*RECORDS PROVIDED*:
================================

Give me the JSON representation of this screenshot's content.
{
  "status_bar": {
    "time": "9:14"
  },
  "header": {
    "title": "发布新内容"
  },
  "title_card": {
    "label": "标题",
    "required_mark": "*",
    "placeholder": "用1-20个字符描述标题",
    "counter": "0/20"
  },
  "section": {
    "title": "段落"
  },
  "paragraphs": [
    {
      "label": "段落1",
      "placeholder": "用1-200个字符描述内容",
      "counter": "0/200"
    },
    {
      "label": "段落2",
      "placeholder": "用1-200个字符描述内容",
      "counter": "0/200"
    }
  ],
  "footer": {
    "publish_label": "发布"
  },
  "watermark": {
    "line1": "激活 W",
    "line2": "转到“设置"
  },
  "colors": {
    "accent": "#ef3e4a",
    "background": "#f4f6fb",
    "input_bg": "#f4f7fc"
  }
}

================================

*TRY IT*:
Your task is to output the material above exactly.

*ANSWER TO THIS PROBLEM*:
Give me the JSON representation of this screenshot's content.
{
  "status_bar": {
    "time": "9:14"
  },
  "header": {
    "title": "发布新内容"
  },
  "title_card": {
    "label": "标题",
    "required_mark": "*",
    "placeholder": "用1-20个字符描述标题",
    "counter": "0/20"
  },
  "section": {
    "title": "段落"
  },
  "paragraphs": [
    {
      "label": "段落1",
      "placeholder": "用1-200个字符描述内容",
      "counter": "0/200"
    },
    {
      "label": "段落2",
      "placeholder": "用1-200个字符描述内容",
      "counter": "0/200"
    }
  ],
  "footer": {
    "publish_label": "发布"
  },
  "watermark": {
    "line1": "激活 W",
    "line2": "转到“设置"
  },
  "colors": {
    "accent": "#ef3e4a",
    "background": "#f4f6fb",
    "input_bg": "#f4f7fc"
  }
}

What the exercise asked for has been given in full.